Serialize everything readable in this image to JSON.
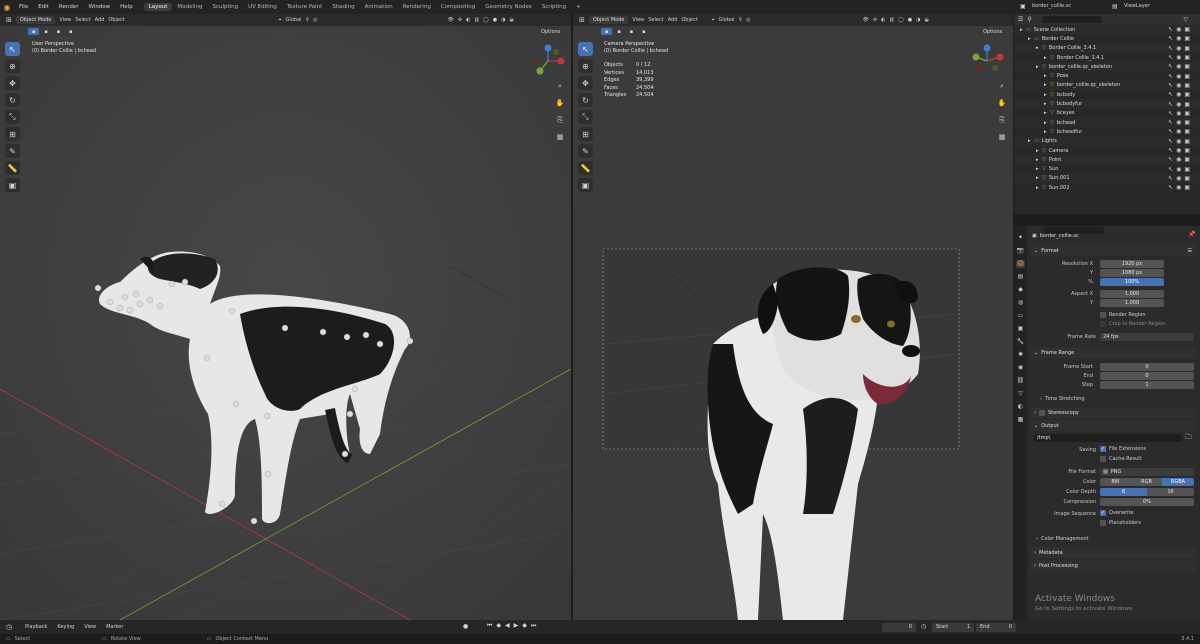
{
  "top_menu": [
    "File",
    "Edit",
    "Render",
    "Window",
    "Help"
  ],
  "workspaces": [
    "Layout",
    "Modeling",
    "Sculpting",
    "UV Editing",
    "Texture Paint",
    "Shading",
    "Animation",
    "Rendering",
    "Compositing",
    "Geometry Nodes",
    "Scripting",
    "+"
  ],
  "active_workspace": "Layout",
  "scene_name": "border_collie.sc",
  "view_layer": "ViewLayer",
  "viewport_left": {
    "mode": "Object Mode",
    "menus": [
      "View",
      "Select",
      "Add",
      "Object"
    ],
    "transform": "Global",
    "options": "Options",
    "title": "User Perspective",
    "subtitle": "(0) Border Collie | bchead"
  },
  "viewport_right": {
    "mode": "Object Mode",
    "menus": [
      "View",
      "Select",
      "Add",
      "Object"
    ],
    "transform": "Global",
    "options": "Options",
    "title": "Camera Perspective",
    "subtitle": "(0) Border Collie | bchead",
    "stats": [
      {
        "label": "Objects",
        "value": "0 / 12"
      },
      {
        "label": "Vertices",
        "value": "14,013"
      },
      {
        "label": "Edges",
        "value": "39,399"
      },
      {
        "label": "Faces",
        "value": "24,504"
      },
      {
        "label": "Triangles",
        "value": "24,504"
      }
    ]
  },
  "outliner": {
    "rows": [
      {
        "label": "Scene Collection",
        "indent": 0,
        "color": "#dddddd"
      },
      {
        "label": "Border Collie",
        "indent": 1,
        "color": "#dddddd"
      },
      {
        "label": "Border Collie_3.4.1",
        "indent": 2,
        "color": "#dddddd"
      },
      {
        "label": "Border Collie_3.4.1",
        "indent": 3,
        "color": "#dddddd"
      },
      {
        "label": "border_collie.qc_skeleton",
        "indent": 2,
        "color": "#dddddd"
      },
      {
        "label": "Pose",
        "indent": 3,
        "color": "#dddddd"
      },
      {
        "label": "border_collie.qc_skeleton",
        "indent": 3,
        "color": "#dddddd"
      },
      {
        "label": "bcbody",
        "indent": 3,
        "color": "#dddddd"
      },
      {
        "label": "bcbodyfur",
        "indent": 3,
        "color": "#dddddd"
      },
      {
        "label": "bceyes",
        "indent": 3,
        "color": "#dddddd"
      },
      {
        "label": "bchead",
        "indent": 3,
        "color": "#dddddd"
      },
      {
        "label": "bcheadfur",
        "indent": 3,
        "color": "#dddddd"
      },
      {
        "label": "Lights",
        "indent": 1,
        "color": "#dddddd"
      },
      {
        "label": "Camera",
        "indent": 2,
        "color": "#dddddd"
      },
      {
        "label": "Point",
        "indent": 2,
        "color": "#dddddd"
      },
      {
        "label": "Sun",
        "indent": 2,
        "color": "#dddddd"
      },
      {
        "label": "Sun.001",
        "indent": 2,
        "color": "#dddddd"
      },
      {
        "label": "Sun.002",
        "indent": 2,
        "color": "#dddddd"
      }
    ]
  },
  "properties": {
    "title": "border_collie.sc",
    "format": {
      "header": "Format",
      "resolution_x_label": "Resolution X",
      "resolution_x": "1920 px",
      "y_label": "Y",
      "resolution_y": "1080 px",
      "pct_label": "%",
      "pct": "100%",
      "aspect_x_label": "Aspect X",
      "aspect_x": "1.000",
      "aspect_y": "1.000",
      "render_region": "Render Region",
      "crop_region": "Crop to Render Region",
      "frame_rate_label": "Frame Rate",
      "frame_rate": "24 fps"
    },
    "frame_range": {
      "header": "Frame Range",
      "start_label": "Frame Start",
      "start": "0",
      "end_label": "End",
      "end": "0",
      "step_label": "Step",
      "step": "1",
      "time_stretching": "Time Stretching",
      "stereoscopy": "Stereoscopy"
    },
    "output": {
      "header": "Output",
      "path": "/tmp\\",
      "saving_label": "Saving",
      "file_extensions": "File Extensions",
      "cache_result": "Cache Result",
      "file_format_label": "File Format",
      "file_format": "PNG",
      "color_label": "Color",
      "color_options": [
        "BW",
        "RGB",
        "RGBA"
      ],
      "color_selected": "RGBA",
      "color_depth_label": "Color Depth",
      "color_depth_options": [
        "8",
        "16"
      ],
      "color_depth_selected": "8",
      "compression_label": "Compression",
      "compression": "0%",
      "image_sequence_label": "Image Sequence",
      "overwrite": "Overwrite",
      "placeholders": "Placeholders",
      "color_management": "Color Management"
    },
    "metadata": "Metadata",
    "post_processing": "Post Processing"
  },
  "watermark": {
    "line1": "Activate Windows",
    "line2": "Go to Settings to activate Windows."
  },
  "timeline": {
    "menus": [
      "Playback",
      "Keying",
      "View",
      "Marker"
    ],
    "current_frame": "0",
    "start_label": "Start",
    "start": "1",
    "end_label": "End",
    "end": "0"
  },
  "status": {
    "items": [
      "Select",
      "Rotate View",
      "Object Context Menu"
    ],
    "version": "3.4.1"
  },
  "colors": {
    "accent": "#4772b3",
    "x_axis": "#c0393b",
    "y_axis": "#7fa33a",
    "z_axis": "#3f7fd0"
  }
}
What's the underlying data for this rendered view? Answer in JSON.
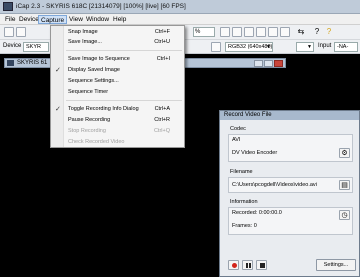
{
  "window": {
    "title": "iCap 2.3 - SKYRIS 618C [21314079] [100%] [live] [60 FPS]"
  },
  "menubar": {
    "items": [
      "File",
      "Device",
      "Capture",
      "View",
      "Window",
      "Help"
    ],
    "active": "Capture"
  },
  "toolbar": {
    "zoom_value": "%",
    "device_label": "Device",
    "device_value": "SKYR",
    "format_value": "RGB32 (640x480)",
    "input_label": "Input",
    "input_value": "-NA-"
  },
  "child_window": {
    "title": "SKYRIS 61"
  },
  "capture_menu": {
    "items": [
      {
        "label": "Snap Image",
        "shortcut": "Ctrl+F",
        "checked": false,
        "disabled": false
      },
      {
        "label": "Save Image...",
        "shortcut": "Ctrl+U",
        "checked": false,
        "disabled": false
      },
      {
        "label": "Save Image to Sequence",
        "shortcut": "Ctrl+I",
        "checked": false,
        "disabled": false
      },
      {
        "label": "Display Saved Image",
        "shortcut": "",
        "checked": true,
        "disabled": false
      },
      {
        "label": "Sequence Settings...",
        "shortcut": "",
        "checked": false,
        "disabled": false
      },
      {
        "label": "Sequence Timer",
        "shortcut": "",
        "checked": false,
        "disabled": false
      },
      {
        "label": "Toggle Recording Info Dialog",
        "shortcut": "Ctrl+A",
        "checked": true,
        "disabled": false
      },
      {
        "label": "Pause Recording",
        "shortcut": "Ctrl+R",
        "checked": false,
        "disabled": false
      },
      {
        "label": "Stop Recording",
        "shortcut": "Ctrl+Q",
        "checked": false,
        "disabled": true
      },
      {
        "label": "Check Recorded Video",
        "shortcut": "",
        "checked": false,
        "disabled": true
      }
    ],
    "check_glyph": "✓"
  },
  "record_dialog": {
    "title": "Record Video File",
    "codec_label": "Codec",
    "codec_container": "AVI",
    "codec_encoder": "DV Video Encoder",
    "filename_label": "Filename",
    "filename_value": "C:\\Users\\pcogdell\\Videos\\video.avi",
    "information_label": "Information",
    "recorded_text": "Recorded: 0:00:00.0",
    "frames_text": "Frames: 0",
    "settings_label": "Settings..."
  },
  "icons": {
    "toolbar_help": "?",
    "toolbar_arrow": "⇆",
    "clock": "◷",
    "folder": "▤",
    "settings": "⚙"
  },
  "colors": {
    "record_red": "#d2241a",
    "titlebar": "#bfcbd9",
    "menu_highlight": "#cfe1f7"
  }
}
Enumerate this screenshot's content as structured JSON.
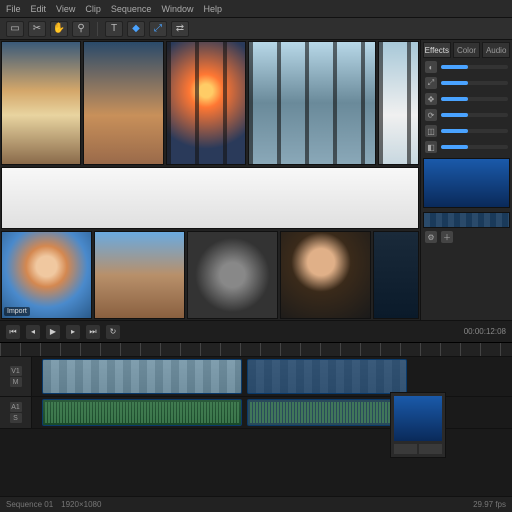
{
  "menu": {
    "items": [
      "File",
      "Edit",
      "View",
      "Clip",
      "Sequence",
      "Window",
      "Help"
    ]
  },
  "toolbar": {
    "buttons": [
      {
        "name": "selection-tool",
        "glyph": "▭"
      },
      {
        "name": "razor-tool",
        "glyph": "✂"
      },
      {
        "name": "hand-tool",
        "glyph": "✋"
      },
      {
        "name": "zoom-tool",
        "glyph": "⚲"
      },
      {
        "name": "text-tool",
        "glyph": "T"
      },
      {
        "name": "marker-tool",
        "glyph": "◆",
        "accent": true
      },
      {
        "name": "snap-toggle",
        "glyph": "⤢",
        "accent": true
      },
      {
        "name": "link-toggle",
        "glyph": "⇄"
      }
    ]
  },
  "media": {
    "row1": [
      {
        "name": "clip-beach-a",
        "label": "",
        "cls": "sky1"
      },
      {
        "name": "clip-beach-b",
        "label": "",
        "cls": "sky2"
      },
      {
        "name": "clip-sunset",
        "label": "",
        "cls": "sunset pillars"
      },
      {
        "name": "clip-sea-wide",
        "label": "",
        "cls": "sea pillars"
      },
      {
        "name": "clip-sea-tall",
        "label": "",
        "cls": "seatall pillars"
      }
    ],
    "row2": [
      {
        "name": "clip-white",
        "label": "",
        "cls": "whiteclip"
      }
    ],
    "row3": [
      {
        "name": "clip-girl",
        "label": "Import",
        "cls": "girl"
      },
      {
        "name": "clip-desert",
        "label": "",
        "cls": "desert"
      },
      {
        "name": "clip-robot",
        "label": "",
        "cls": "robot"
      },
      {
        "name": "clip-man",
        "label": "",
        "cls": "man"
      },
      {
        "name": "clip-dark",
        "label": "",
        "cls": "dark"
      }
    ]
  },
  "inspector": {
    "tabs": [
      "Effects",
      "Color",
      "Audio"
    ],
    "active_tab": 0,
    "props": [
      {
        "name": "opacity",
        "icon": "◐"
      },
      {
        "name": "scale",
        "icon": "⤢"
      },
      {
        "name": "position",
        "icon": "✥"
      },
      {
        "name": "rotation",
        "icon": "⟳"
      },
      {
        "name": "crop",
        "icon": "◫"
      },
      {
        "name": "blend",
        "icon": "◧"
      }
    ]
  },
  "transport": {
    "buttons": [
      {
        "name": "goto-start",
        "glyph": "⏮"
      },
      {
        "name": "step-back",
        "glyph": "◂"
      },
      {
        "name": "play",
        "glyph": "▶"
      },
      {
        "name": "step-fwd",
        "glyph": "▸"
      },
      {
        "name": "goto-end",
        "glyph": "⏭"
      },
      {
        "name": "loop",
        "glyph": "↻"
      }
    ],
    "timecode": "00:00:12:08"
  },
  "timeline": {
    "tracks": [
      {
        "name": "V1",
        "type": "video",
        "clips": [
          "v1",
          "v2"
        ]
      },
      {
        "name": "A1",
        "type": "audio",
        "clips": [
          "a1",
          "a2"
        ]
      }
    ]
  },
  "status": {
    "left": "Sequence 01",
    "mid": "1920×1080",
    "right": "29.97 fps"
  },
  "colors": {
    "accent": "#4aa3ff",
    "bg": "#1a1a1a",
    "panel": "#262626"
  }
}
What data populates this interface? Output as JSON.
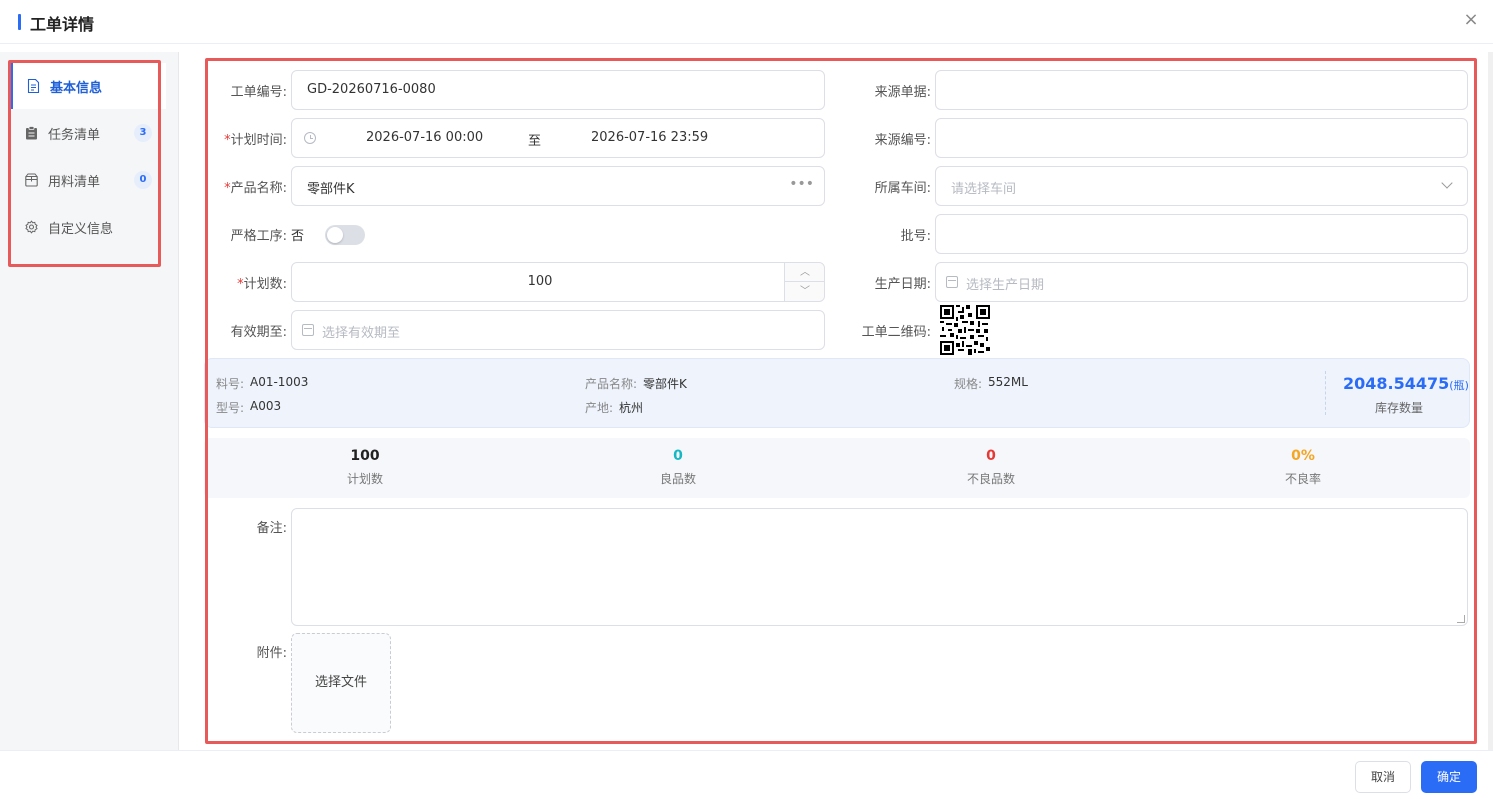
{
  "header": {
    "title": "工单详情",
    "close_icon": "×"
  },
  "sidebar": {
    "items": [
      {
        "label": "基本信息",
        "icon": "document-icon",
        "active": true
      },
      {
        "label": "任务清单",
        "icon": "clipboard-icon",
        "badge": "3"
      },
      {
        "label": "用料清单",
        "icon": "package-icon",
        "badge": "0"
      },
      {
        "label": "自定义信息",
        "icon": "gear-icon"
      }
    ]
  },
  "form": {
    "order_no": {
      "label": "工单编号:",
      "value": "GD-20260716-0080"
    },
    "source_doc": {
      "label": "来源单据:",
      "value": ""
    },
    "plan_time": {
      "label": "计划时间:",
      "start": "2026-07-16 00:00",
      "sep": "至",
      "end": "2026-07-16 23:59"
    },
    "source_no": {
      "label": "来源编号:",
      "value": ""
    },
    "product_name": {
      "label": "产品名称:",
      "value": "零部件K",
      "more": "•••"
    },
    "workshop": {
      "label": "所属车间:",
      "placeholder": "请选择车间"
    },
    "strict_process": {
      "label": "严格工序:",
      "value": "否"
    },
    "batch_no": {
      "label": "批号:",
      "value": ""
    },
    "plan_qty": {
      "label": "计划数:",
      "value": "100",
      "up": "︿",
      "down": "﹀"
    },
    "prod_date": {
      "label": "生产日期:",
      "placeholder": "选择生产日期"
    },
    "expiry": {
      "label": "有效期至:",
      "placeholder": "选择有效期至"
    },
    "qrcode": {
      "label": "工单二维码:"
    },
    "remark": {
      "label": "备注:"
    },
    "attachment": {
      "label": "附件:",
      "button": "选择文件"
    }
  },
  "info": {
    "material_no_k": "料号:",
    "material_no_v": "A01-1003",
    "model_k": "型号:",
    "model_v": "A003",
    "product_k": "产品名称:",
    "product_v": "零部件K",
    "origin_k": "产地:",
    "origin_v": "杭州",
    "spec_k": "规格:",
    "spec_v": "552ML",
    "stock_value": "2048.54475",
    "stock_unit": "(瓶)",
    "stock_label": "库存数量"
  },
  "stats": [
    {
      "value": "100",
      "label": "计划数",
      "color": "#222222"
    },
    {
      "value": "0",
      "label": "良品数",
      "color": "#16b8c4"
    },
    {
      "value": "0",
      "label": "不良品数",
      "color": "#e53935"
    },
    {
      "value": "0%",
      "label": "不良率",
      "color": "#f5a623"
    }
  ],
  "footer": {
    "cancel": "取消",
    "ok": "确定"
  },
  "colors": {
    "accent": "#2b6cf6",
    "highlight": "#e85a5a"
  }
}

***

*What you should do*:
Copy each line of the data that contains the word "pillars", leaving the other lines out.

*Exercise response*:
        "cls": "sunset pillars"
        "cls": "sea pillars"
        "cls": "seatall pillars"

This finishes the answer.